Spread the Love!

We see communities all the time with full funnels that are unable to seal the deal. For prospective residents, making the step from inquiring about a community to actually moving in can be a difficult one. Many prospective residents might claim that they are not ready for assisted living, or families may be in denial about the needs of their loved ones. Follow this move-in guide to ensure your prospects understand the urgency in making the right decision about your community.

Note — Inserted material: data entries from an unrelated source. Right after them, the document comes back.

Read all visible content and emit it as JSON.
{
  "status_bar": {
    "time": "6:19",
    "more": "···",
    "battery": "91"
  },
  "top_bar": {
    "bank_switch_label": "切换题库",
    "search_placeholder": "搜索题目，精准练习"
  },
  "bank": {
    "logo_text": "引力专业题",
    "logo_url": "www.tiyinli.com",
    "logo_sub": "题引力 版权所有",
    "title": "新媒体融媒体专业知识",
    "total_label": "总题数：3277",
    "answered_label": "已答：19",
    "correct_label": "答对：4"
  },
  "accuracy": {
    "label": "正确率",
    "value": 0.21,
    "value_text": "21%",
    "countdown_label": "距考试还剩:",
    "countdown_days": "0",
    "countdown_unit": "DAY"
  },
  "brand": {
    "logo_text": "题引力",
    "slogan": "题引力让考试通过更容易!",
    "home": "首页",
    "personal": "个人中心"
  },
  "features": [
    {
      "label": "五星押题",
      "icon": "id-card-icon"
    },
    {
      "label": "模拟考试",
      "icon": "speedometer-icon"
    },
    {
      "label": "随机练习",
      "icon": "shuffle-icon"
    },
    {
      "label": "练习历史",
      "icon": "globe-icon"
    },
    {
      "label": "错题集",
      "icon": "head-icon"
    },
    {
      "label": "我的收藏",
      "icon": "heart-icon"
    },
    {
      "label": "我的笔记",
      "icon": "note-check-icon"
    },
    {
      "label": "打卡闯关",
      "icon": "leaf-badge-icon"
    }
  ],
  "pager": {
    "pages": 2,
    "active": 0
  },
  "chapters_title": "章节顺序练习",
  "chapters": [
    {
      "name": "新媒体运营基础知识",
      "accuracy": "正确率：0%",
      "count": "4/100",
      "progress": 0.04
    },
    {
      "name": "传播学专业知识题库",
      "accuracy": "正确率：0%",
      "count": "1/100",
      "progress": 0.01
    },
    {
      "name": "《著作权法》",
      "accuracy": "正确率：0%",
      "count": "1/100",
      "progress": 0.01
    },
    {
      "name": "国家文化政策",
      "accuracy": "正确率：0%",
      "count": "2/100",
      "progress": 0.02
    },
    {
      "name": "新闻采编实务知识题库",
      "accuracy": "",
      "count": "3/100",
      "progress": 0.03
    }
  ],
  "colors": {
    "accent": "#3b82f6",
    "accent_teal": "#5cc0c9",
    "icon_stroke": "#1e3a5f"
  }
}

  1. Practice empathy. Humans respond to humans, so put away your scripts and your fact-sheets and really engage with your prospects. Whether this engagement is with your potential resident or his or her family, be sure to communicate your feelings about the subject. Let them know that you feel their confusion, their indecision, and that ultimately, you know that they will do what’s best. Ask them open-ended questions that really get to their pain points. For example, “How do you see your life here versus remaining where you are?” “In one year, what do you want your life to look like?” “Why is that important to you?” These questions are designed to get at your prospect’s inner thoughts and feelings. Answer their questions with kindness and empathy.
  2. Stay in constant communication. In order to stay top-of-mind for your prospects, be sure to stay in constant communication, whether that be calling, emailing or sending mail. It can take up to five points of contact before your prospect may even notice your efforts, so stay vigilant. Each point of contact with your prospect should be different. For example, the first can be marketing information, but make the second an interesting article, or something related to that specific prospect’s lifestyle challenge. Be sure to individualize your calls and emails so the prospect knows that they are a unique and an important individual to you. After five “touches” of communication, add your lead to a dormant drip campaign to ensure they are still receiving content and are aware of your organization and its offerings. This will ensure that when the time does come to make a decision, you will be their go-to solution.
  3. Create urgency. Instilling a sense of importance or necessity in your prospect will help move them down the funnel and into your community. Consider the rule of scarcity. It suggests that what is scarce is valuable. Share with your lead and their family that you only have a certain amount of rooms left within your community. This generates the thought, “If other people are eager to move in, then I should be, too.”
  4. Emphasize the competitive advantage. What makes you different from other senior living organizations? Maybe you offer a wider variety of social activities or outings, maybe the food you offer is top-notch. Whatever it is, use it to your advantage and promote everywhere. Advertise this advantage on the website, in blog posts and on social media. When talking to a prospect that seems not ready to take the next step, try communicating this differentiator in a way that highlights how it can change their life for the better. For example, “We offer exercise classes that are free of charge, fun, and social. One of our residents swore they’d never exercise at their age and they’re out there every day with our staff having an amazing experience. Let me send you some information on that.”
  5. Engage your current residents. Your happy, healthy current residents are your biggest allies. Engage them in conversation and ask them what they love most about your community. Be sure to write down all of their answers and compare them to one another. If the majority of your residents claimed that your staff’s empathy and kindness is what sets you apart, then be sure to keep that top-of-mind for yourself and your staff, from your marketing team to your kitchen staff and beyond.

Getting your prospects to commit can definitely be a long process. Keep in mind that you’re changing lives for the better and that you’re making a real difference. With a mindset of abundance and positivity, you are sure to hit your move-in goals month after

Join the discussion 2 Comments

  • Kent Mulkey says:

    You nailed it in point #1. Empathy, asking more and better questions and respecting that the timeline is in control of the prospect, not us. As we ask prospects to consider their life choices and options for the future, we can help them access their OWN self-motivation for change. For example, exactly zero addicts change their behavior because family or counselors try to create urgency for them to change, even in the face of their own demise. When I am getting to know a friend, I don’t seek to stay in constant communication with them to get them to notice me. Instead I state my intention to get to know them and ask them if I may call them on a certain day or time. It is natural, not constant. Whether it is 5 touches or 500 touches is not the point. Keep up the good work!

    • Bloom says:

      Thank you for the response, Kent! Unless we (as the community) are providing value and respecting each individual decision-making timeline, there will not be progress. Stay tuned for our next blog!